Could you use an extra $48 a week? Who couldn’t? A new survey conducted by Visa claims the average American spends $2,400 a year on stuff we can’t account for. That’s over a hundred grand in the course of a lifetime. Each! A buck for gum on Monday. Five bucks for a froofy coffee on Tuesday. You know the drill. By Friday, the equivalent of two of your Andrew Jacksons has vanished into thin air.
In a moment of silent financial introspection, I’ve concluded that a chunk of my unaccounted-for $48 ends up in those take-a-penny, leave-a-penny dishes you see at checkout counters nearly everywhere. They’ve become black holes for my disposable income. I average seven or eight visits a week to grocery stores and almost always drop my pennies into the tray at the register. If there was a dish for other coins, I would gladly contribute dimes and quarters. Why? Because whatever money I lose through coins I make up for in pants pockets that last years longer because these stinkin’ coins aren’t burrowing through the fabric and creating holes in them.
There is a moral question attached to penny dishes.

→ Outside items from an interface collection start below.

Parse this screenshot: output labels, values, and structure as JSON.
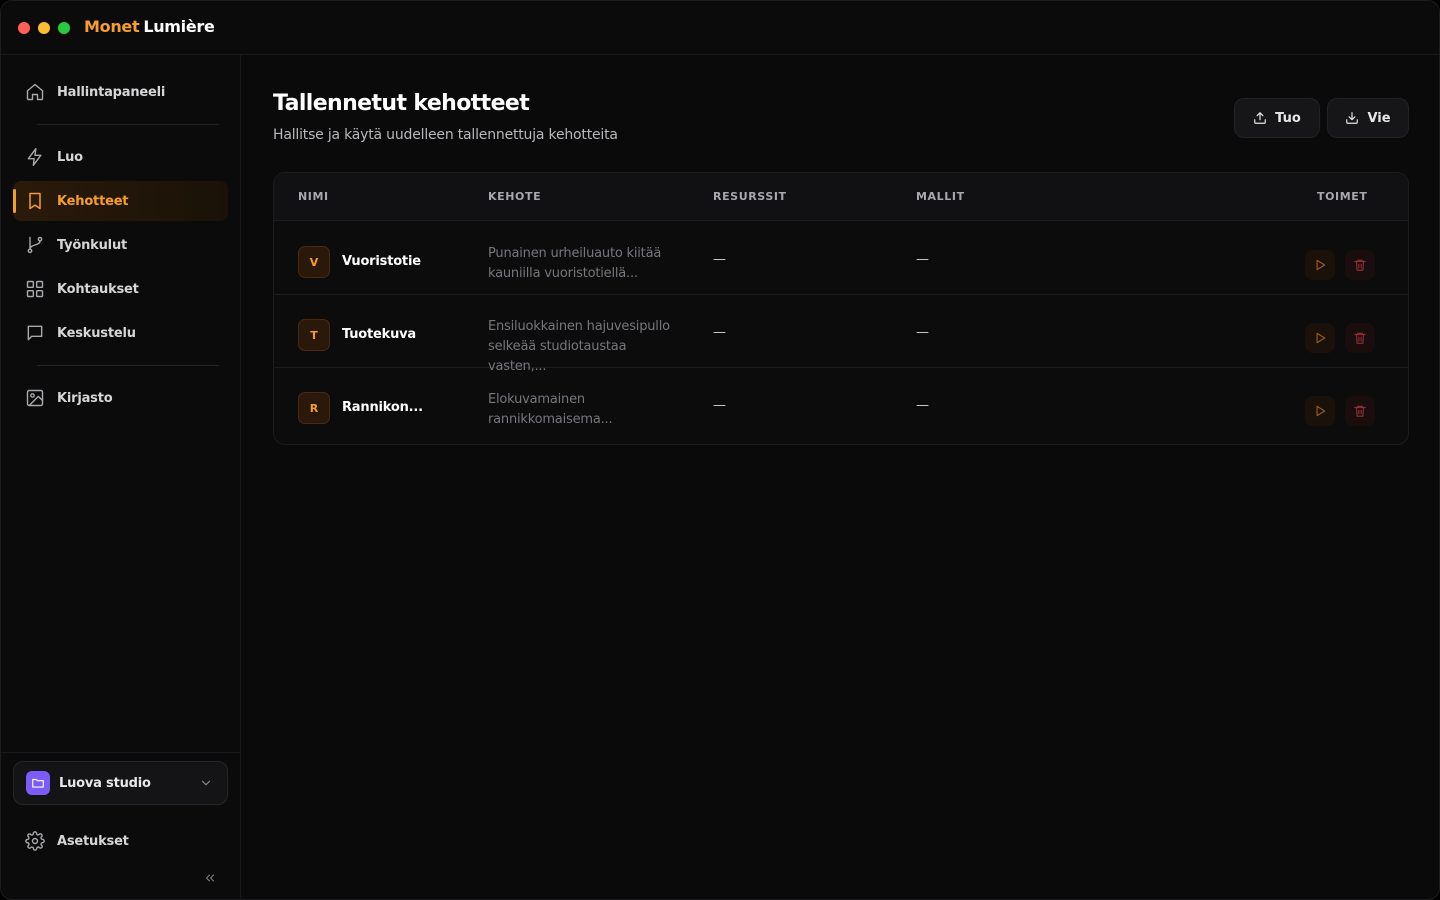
{
  "app": {
    "brand_part1": "Monet",
    "brand_part2": "Lumière",
    "accent_color": "#f59e2b"
  },
  "sidebar": {
    "items": [
      {
        "label": "Hallintapaneeli",
        "icon": "home-icon"
      },
      {
        "label": "Luo",
        "icon": "lightning-icon"
      },
      {
        "label": "Kehotteet",
        "icon": "bookmark-icon",
        "active": true
      },
      {
        "label": "Työnkulut",
        "icon": "git-branch-icon"
      },
      {
        "label": "Kohtaukset",
        "icon": "grid-icon"
      },
      {
        "label": "Keskustelu",
        "icon": "chat-icon"
      },
      {
        "label": "Kirjasto",
        "icon": "image-icon"
      }
    ],
    "workspace": {
      "label": "Luova studio",
      "icon": "folder-icon",
      "color": "#7c5cf6"
    },
    "settings": {
      "label": "Asetukset",
      "icon": "gear-icon"
    },
    "collapse_icon": "chevrons-left-icon"
  },
  "page": {
    "title": "Tallennetut kehotteet",
    "subtitle": "Hallitse ja käytä uudelleen tallennettuja kehotteita",
    "import_label": "Tuo",
    "export_label": "Vie"
  },
  "table": {
    "headers": {
      "name": "NIMI",
      "prompt": "KEHOTE",
      "resources": "RESURSSIT",
      "models": "MALLIT",
      "actions": "TOIMET"
    },
    "rows": [
      {
        "initial": "V",
        "name": "Vuoristotie",
        "prompt_line1": "Punainen urheiluauto kiitää",
        "prompt_line2": "kauniilla vuoristotiellä...",
        "resources": "—",
        "models": "—"
      },
      {
        "initial": "T",
        "name": "Tuotekuva",
        "prompt_line1": "Ensiluokkainen hajuvesipullo",
        "prompt_line2": "selkeää studiotaustaa vasten,...",
        "resources": "—",
        "models": "—"
      },
      {
        "initial": "R",
        "name": "Rannikon...",
        "prompt_line1": "Elokuvamainen",
        "prompt_line2": "rannikkomaisema...",
        "resources": "—",
        "models": "—"
      }
    ]
  }
}
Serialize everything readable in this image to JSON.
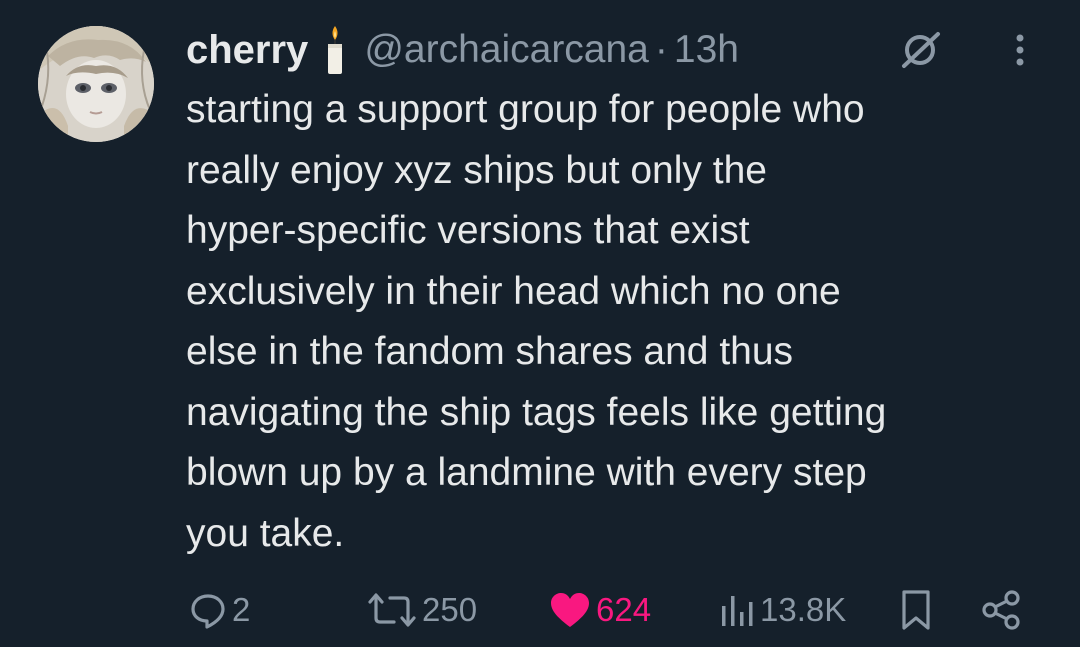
{
  "tweet": {
    "author_name": "cherry",
    "author_emoji": "candle",
    "handle": "@archaicarcana",
    "separator": "·",
    "time": "13h",
    "text_lines": [
      "starting a support group for people who",
      "really enjoy xyz ships but only the",
      "hyper-specific versions that exist",
      "exclusively in their head which no one",
      "else in the fandom shares and thus",
      "navigating the ship tags feels like getting",
      "blown up by a landmine with every step",
      "you take."
    ]
  },
  "actions": {
    "replies": "2",
    "reposts": "250",
    "likes": "624",
    "views": "13.8K"
  },
  "icons": {
    "reply": "reply-icon",
    "repost": "repost-icon",
    "like": "heart-icon",
    "views": "views-icon",
    "bookmark": "bookmark-icon",
    "share": "share-icon",
    "mute": "mute-icon",
    "more": "more-icon"
  },
  "colors": {
    "background": "#15202b",
    "text": "#e7e9ea",
    "secondary": "#8b98a5",
    "like": "#f91880"
  }
}
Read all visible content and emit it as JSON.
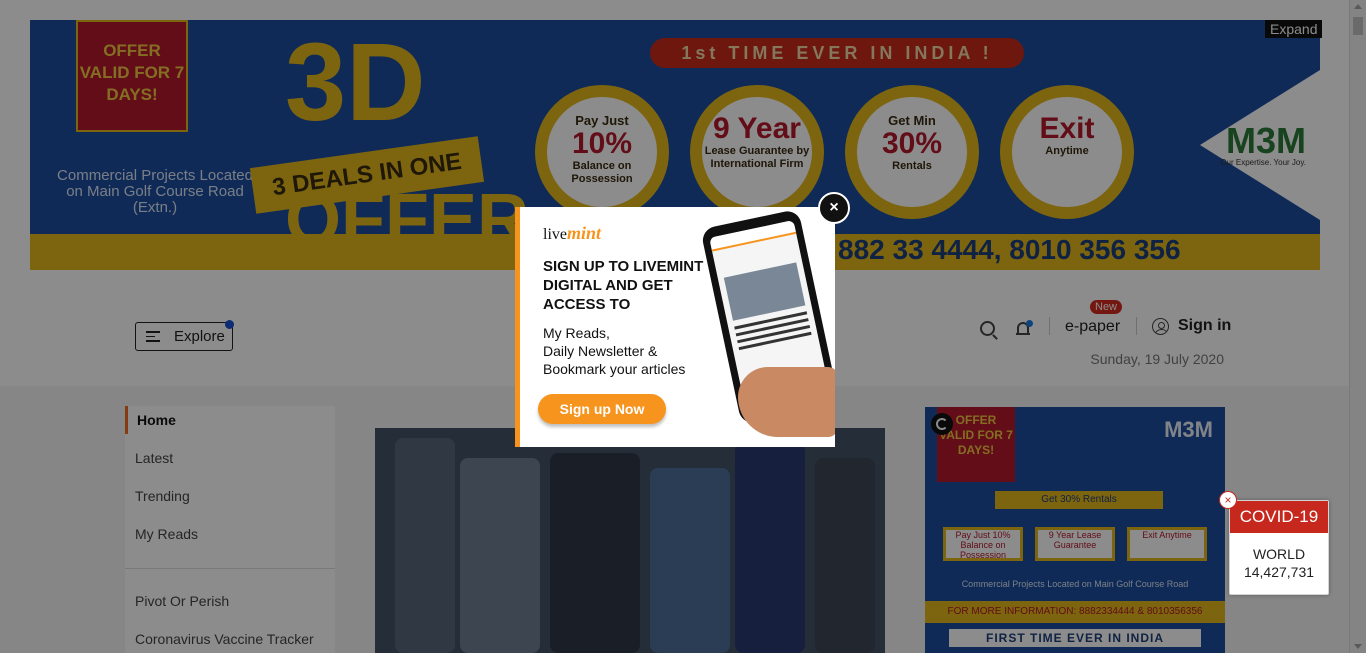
{
  "top_ad": {
    "offer": "OFFER VALID FOR 7 DAYS!",
    "commercial": "Commercial Projects Located on Main Golf Course Road (Extn.)",
    "big": "3D",
    "ribbon": "3 DEALS IN ONE",
    "offer_word": "OFFER",
    "first_time": "1st TIME EVER IN INDIA !",
    "circles": [
      {
        "l1": "Pay Just",
        "l2": "10%",
        "l3": "Balance on Possession"
      },
      {
        "l1": "",
        "l2": "9 Year",
        "l3": "Lease Guarantee by International Firm"
      },
      {
        "l1": "Get Min",
        "l2": "30%",
        "l3": "Rentals"
      },
      {
        "l1": "",
        "l2": "Exit",
        "l3": "Anytime"
      }
    ],
    "brand": "M3M",
    "tagline": "Our Expertise. Your Joy.",
    "phone": "882 33 4444, 8010 356 356",
    "expand_label": "Expand"
  },
  "header": {
    "explore_label": "Explore",
    "new_badge": "New",
    "epaper_label": "e-paper",
    "signin_label": "Sign in",
    "date": "Sunday, 19 July 2020"
  },
  "nav": {
    "items": [
      "Home",
      "Latest",
      "Trending",
      "My Reads"
    ],
    "secondary": [
      "Pivot Or Perish",
      "Coronavirus Vaccine Tracker"
    ]
  },
  "side_ad": {
    "offer": "OFFER VALID FOR 7 DAYS!",
    "brand": "M3M",
    "get": "Get 30% Rentals",
    "boxes": [
      "Pay Just 10% Balance on Possession",
      "9 Year Lease Guarantee",
      "Exit Anytime"
    ],
    "commercial": "Commercial Projects Located on Main Golf Course Road",
    "info": "FOR MORE INFORMATION: 8882334444 & 8010356356",
    "first_time": "FIRST TIME EVER IN INDIA"
  },
  "covid": {
    "title": "COVID-19",
    "world_label": "WORLD",
    "world_count": "14,427,731",
    "close": "×"
  },
  "modal": {
    "logo_prefix": "live",
    "logo_suffix": "mint",
    "headline": "SIGN UP TO LIVEMINT DIGITAL AND GET ACCESS TO",
    "benefits": [
      "My Reads,",
      "Daily Newsletter &",
      "Bookmark your articles"
    ],
    "cta": "Sign up Now",
    "close": "×"
  }
}
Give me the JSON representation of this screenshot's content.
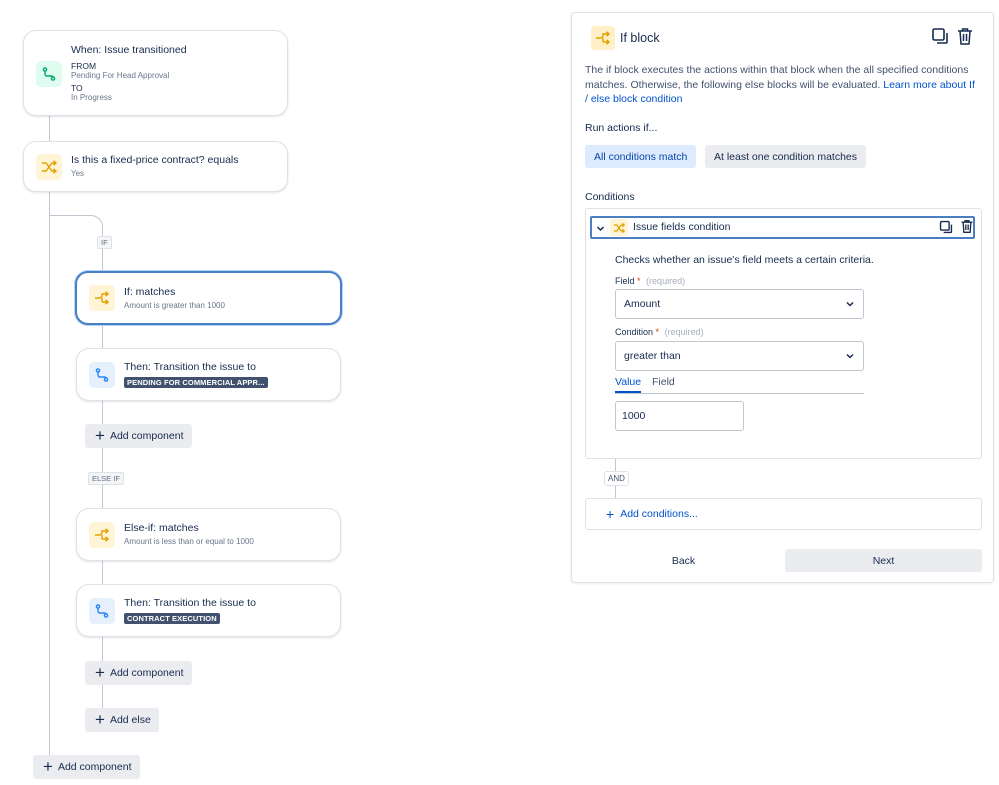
{
  "tree": {
    "trigger": {
      "title": "When: Issue transitioned",
      "from_label": "FROM",
      "from_value": "Pending For Head Approval",
      "to_label": "TO",
      "to_value": "In Progress"
    },
    "condition": {
      "title": "Is this a fixed-price contract? equals",
      "value": "Yes"
    },
    "if_tag": "IF",
    "if_block": {
      "title": "If: matches",
      "subtitle": "Amount is greater than 1000"
    },
    "then_1": {
      "title": "Then: Transition the issue to",
      "status": "PENDING FOR COMMERCIAL APPR..."
    },
    "add_component_1": "Add component",
    "else_if_tag": "ELSE IF",
    "else_if_block": {
      "title": "Else-if: matches",
      "subtitle": "Amount is less than or equal to 1000"
    },
    "then_2": {
      "title": "Then: Transition the issue to",
      "status": "CONTRACT EXECUTION"
    },
    "add_component_2": "Add component",
    "add_else": "Add else",
    "add_component_root": "Add component"
  },
  "panel": {
    "title": "If block",
    "description": "The if block executes the actions within that block when the all specified conditions matches. Otherwise, the following else blocks will be evaluated.",
    "learn_more": "Learn more about If / else block condition",
    "run_label": "Run actions if...",
    "seg_all": "All conditions match",
    "seg_any": "At least one condition matches",
    "conditions_label": "Conditions",
    "condition_item": {
      "title": "Issue fields condition",
      "description": "Checks whether an issue's field meets a certain criteria.",
      "field_label": "Field",
      "field_required": "*",
      "field_hint": "(required)",
      "field_value": "Amount",
      "condition_label": "Condition",
      "condition_required": "*",
      "condition_hint": "(required)",
      "condition_value": "greater than",
      "tab_value": "Value",
      "tab_field": "Field",
      "value": "1000"
    },
    "and_tag": "AND",
    "add_conditions": "Add conditions...",
    "back": "Back",
    "next": "Next"
  },
  "colors": {
    "accent": "#0052cc",
    "selected_border": "#4a7fc1",
    "trigger_icon": "#00a86b",
    "condition_icon": "#e2a100",
    "action_icon": "#2684ff"
  }
}
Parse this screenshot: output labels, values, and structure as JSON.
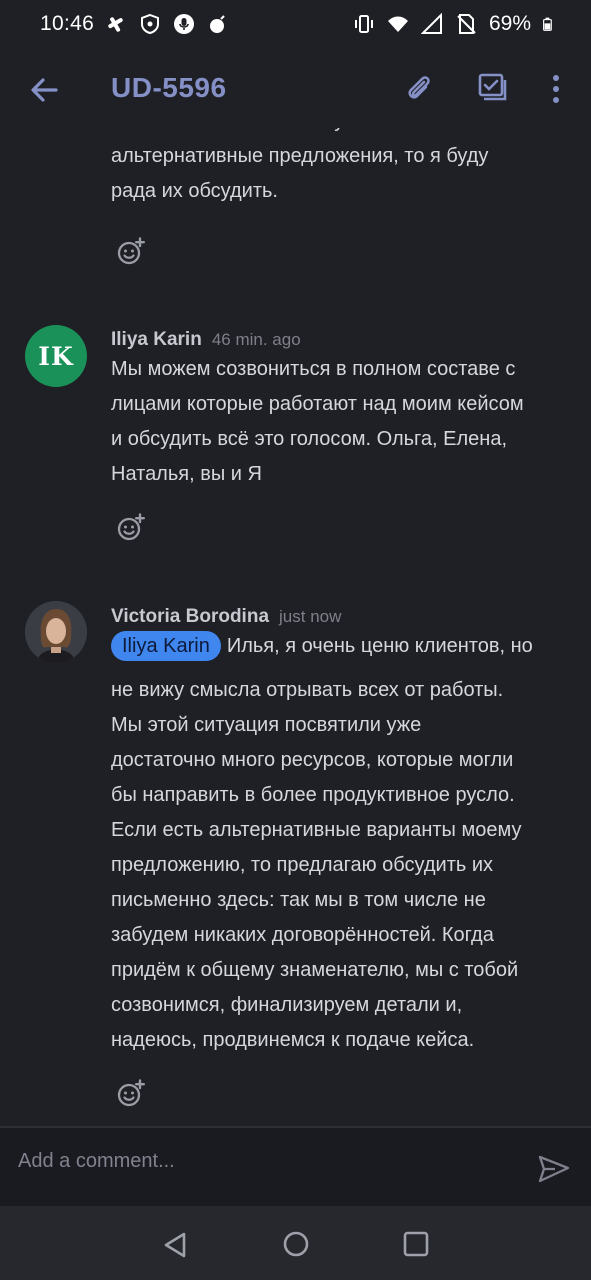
{
  "status_bar": {
    "time": "10:46",
    "battery": "69%"
  },
  "header": {
    "title": "UD-5596",
    "back_icon": "arrow-left-icon",
    "attach_icon": "paperclip-icon",
    "checklist_icon": "checklist-icon",
    "more_icon": "kebab-menu-icon",
    "accent_color": "#8490c6"
  },
  "comments": {
    "partial": {
      "lines": [
        "останется с нами. Если у тебя есть",
        "альтернативные предложения, то я буду",
        "рада их обсудить."
      ]
    },
    "items": [
      {
        "avatar_initials": "IK",
        "author": "Iliya Karin",
        "time": "46 min. ago",
        "lines": [
          "Мы можем созвониться в полном составе с",
          "лицами которые работают над моим кейсом",
          "и обсудить всё это голосом. Ольга, Елена,",
          "Наталья, вы и Я"
        ]
      },
      {
        "author": "Victoria Borodina",
        "time": "just now",
        "mention": "Iliya Karin",
        "first_line": "Илья, я очень ценю клиентов, но",
        "lines": [
          "не вижу смысла отрывать всех от работы.",
          "Мы этой ситуация посвятили уже",
          "достаточно много ресурсов, которые могли",
          "бы направить в более продуктивное русло.",
          "Если есть альтернативные варианты моему",
          "предложению, то предлагаю обсудить их",
          "письменно здесь: так мы в том числе не",
          "забудем никаких договорённостей. Когда",
          "придём к общему знаменателю, мы с тобой",
          "созвонимся, финализируем детали и,",
          "надеюсь, продвинемся к подаче кейса."
        ]
      }
    ]
  },
  "composer": {
    "placeholder": "Add a comment..."
  }
}
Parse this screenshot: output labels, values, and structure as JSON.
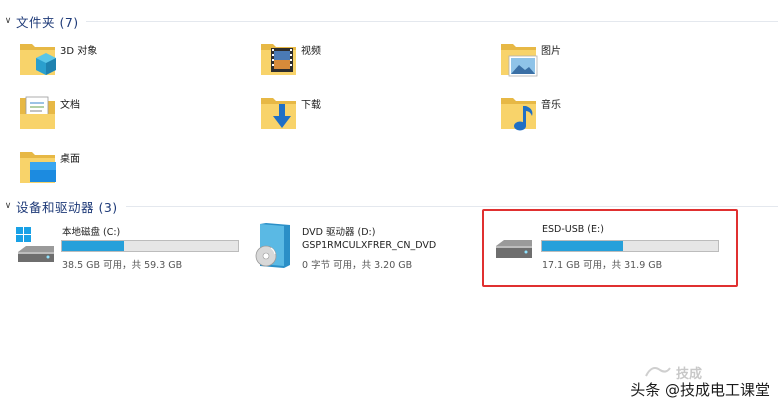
{
  "folders_section": {
    "title": "文件夹 (7)",
    "items": [
      {
        "label": "3D 对象",
        "icon": "3d-objects-folder-icon"
      },
      {
        "label": "视频",
        "icon": "videos-folder-icon"
      },
      {
        "label": "图片",
        "icon": "pictures-folder-icon"
      },
      {
        "label": "文档",
        "icon": "documents-folder-icon"
      },
      {
        "label": "下载",
        "icon": "downloads-folder-icon"
      },
      {
        "label": "音乐",
        "icon": "music-folder-icon"
      },
      {
        "label": "桌面",
        "icon": "desktop-folder-icon"
      }
    ]
  },
  "devices_section": {
    "title": "设备和驱动器 (3)",
    "drives": [
      {
        "name": "本地磁盘 (C:)",
        "size_text": "38.5 GB 可用，共 59.3 GB",
        "used_fraction": 0.35,
        "icon": "local-disk-icon"
      },
      {
        "name": "DVD 驱动器 (D:)",
        "subname": "GSP1RMCULXFRER_CN_DVD",
        "size_text": "0 字节 可用，共 3.20 GB",
        "icon": "dvd-drive-icon"
      },
      {
        "name": "ESD-USB (E:)",
        "size_text": "17.1 GB 可用，共 31.9 GB",
        "used_fraction": 0.46,
        "icon": "usb-drive-icon"
      }
    ]
  },
  "watermark": {
    "text": "头条 @技成电工课堂",
    "faint_text": "技成"
  },
  "colors": {
    "bar_fill": "#26a0da",
    "highlight_border": "#e03030",
    "section_title": "#1e3a78"
  }
}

What is the top limit that customers should be allowed to take from these informal community banks? Since you never really need more than four pennies in any change-making transaction, I think 4 cents should be the limit. Am I the only person who’s seen somebody take a handful of coins as if they were after-dinner mints? Grubby paws imitate the movement of a steam shovel, leaving just a coin or two after robbing the bank in broad daylight.
I know who you people are. Chances are, if you could follow every one of these freeloaders once they left the store with their 14 ill-gotten pennies, you’d likely find a trunk full of stolen manhole covers. Check their garages for spools of stolen copper wire. I’ve actually added a rider to my homeowners insurance covering my copper-bottom Revere cookware.
The sad irony of penny theft lies in the man on the humble ducat – Abraham Lincoln. HONEST Abe. For 99 years, our 16th president has stood as the beacon of honesty on every penny that’s been cranked out by the U.S. mint. I propose that Abe be replaced by Richard “I Am Not A Crook” Nixon, to reflect the trend in stealing copper.
Honestly, if I were the Secretary of Coinage for our government, I’d eliminate pennies altogether. It’s a no-brainer, folks. Pennies cost about 1.5 cents each to produce. The only thing stopping me from an all-out public assault on pennies is the fact that several charities depend on penny contributions to serve their clients.
In 2006, Nashua Pastoral Care’s Penny Pickers campaign brought in 4.3 million Lincolns. That’s $43,000 to assist those in crisis.
Anyway, if you see me bending over to pick up a penny on the sidewalk, please be patient. All I’m trying to doing is get some of my $48 back. nhbr
You can hear Mike Morin weekdays from 5 to 10 a.m. on “New Hampshire in the Morning” on 95.7 WZID-FM. Contact him at Heymikey@aol.com.